Web page and app entries
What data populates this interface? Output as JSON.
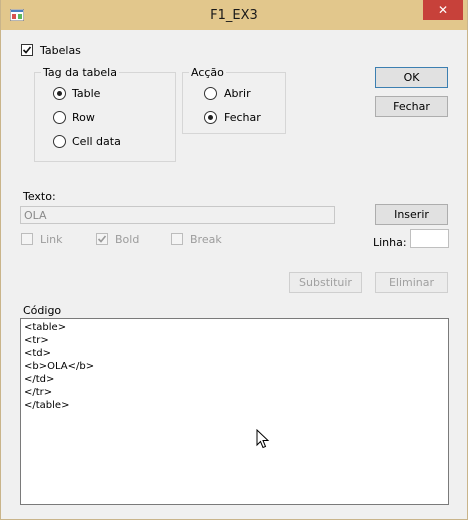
{
  "window": {
    "title": "F1_EX3",
    "close_glyph": "✕"
  },
  "tabelas": {
    "label": "Tabelas",
    "checked": true
  },
  "tag_group": {
    "label": "Tag da tabela",
    "options": [
      {
        "label": "Table",
        "selected": true
      },
      {
        "label": "Row",
        "selected": false
      },
      {
        "label": "Cell data",
        "selected": false
      }
    ]
  },
  "accao_group": {
    "label": "Acção",
    "options": [
      {
        "label": "Abrir",
        "selected": false
      },
      {
        "label": "Fechar",
        "selected": true
      }
    ]
  },
  "buttons": {
    "ok": "OK",
    "fechar": "Fechar",
    "inserir": "Inserir",
    "substituir": "Substituir",
    "eliminar": "Eliminar"
  },
  "texto": {
    "label": "Texto:",
    "value": "OLA"
  },
  "format_options": [
    {
      "label": "Link",
      "checked": false
    },
    {
      "label": "Bold",
      "checked": true
    },
    {
      "label": "Break",
      "checked": false
    }
  ],
  "linha": {
    "label": "Linha:",
    "value": ""
  },
  "codigo": {
    "label": "Código",
    "lines": [
      "<table>",
      "<tr>",
      "<td>",
      "<b>OLA</b>",
      "</td>",
      "</tr>",
      "</table>"
    ]
  },
  "icons": {
    "app": "app-icon",
    "close": "close-icon",
    "cursor": "mouse-cursor-icon"
  },
  "colors": {
    "titlebar": "#e2c78c",
    "close": "#c7413a",
    "window": "#f0f0f0"
  }
}
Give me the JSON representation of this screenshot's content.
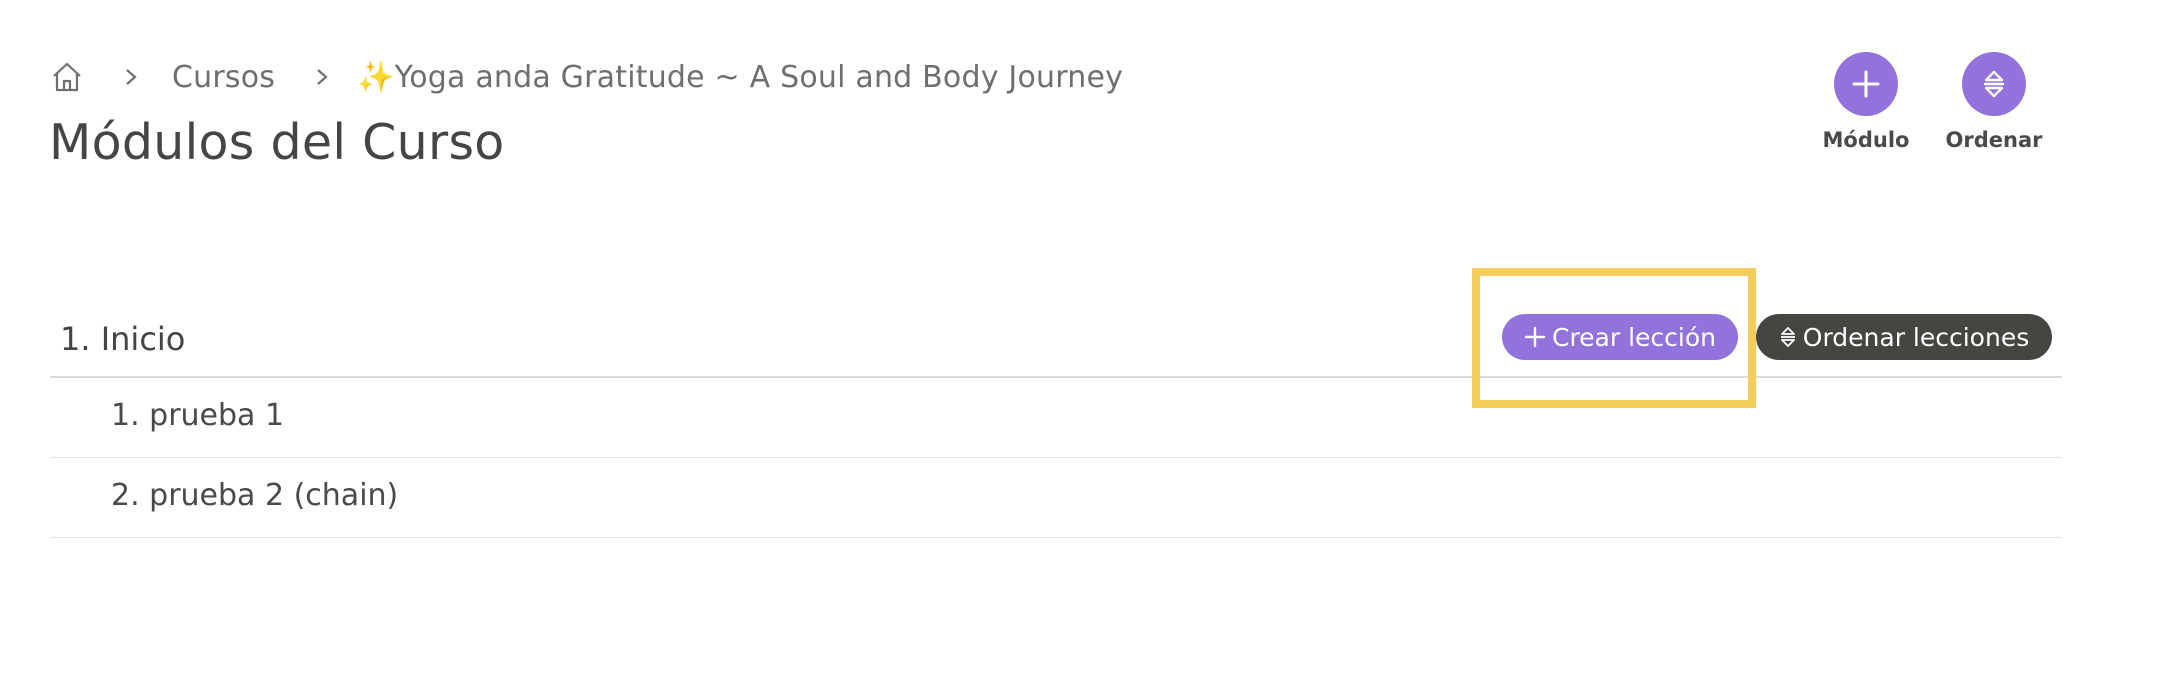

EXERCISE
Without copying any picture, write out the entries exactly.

ANSWER SECTION
What data populates this interface? Output as JSON.
{
  "window": {
    "title": "F1_EX3",
    "close_glyph": "✕"
  },
  "tabelas": {
    "label": "Tabelas",
    "checked": true
  },
  "tag_group": {
    "label": "Tag da tabela",
    "options": [
      {
        "label": "Table",
        "selected": true
      },
      {
        "label": "Row",
        "selected": false
      },
      {
        "label": "Cell data",
        "selected": false
      }
    ]
  },
  "accao_group": {
    "label": "Acção",
    "options": [
      {
        "label": "Abrir",
        "selected": false
      },
      {
        "label": "Fechar",
        "selected": true
      }
    ]
  },
  "buttons": {
    "ok": "OK",
    "fechar": "Fechar",
    "inserir": "Inserir",
    "substituir": "Substituir",
    "eliminar": "Eliminar"
  },
  "texto": {
    "label": "Texto:",
    "value": "OLA"
  },
  "format_options": [
    {
      "label": "Link",
      "checked": false
    },
    {
      "label": "Bold",
      "checked": true
    },
    {
      "label": "Break",
      "checked": false
    }
  ],
  "linha": {
    "label": "Linha:",
    "value": ""
  },
  "codigo": {
    "label": "Código",
    "lines": [
      "<table>",
      "<tr>",
      "<td>",
      "<b>OLA</b>",
      "</td>",
      "</tr>",
      "</table>"
    ]
  },
  "icons": {
    "app": "app-icon",
    "close": "close-icon",
    "cursor": "mouse-cursor-icon"
  },
  "colors": {
    "titlebar": "#e2c78c",
    "close": "#c7413a",
    "window": "#f0f0f0"
  }
}
Give me the JSON representation of this screenshot's content.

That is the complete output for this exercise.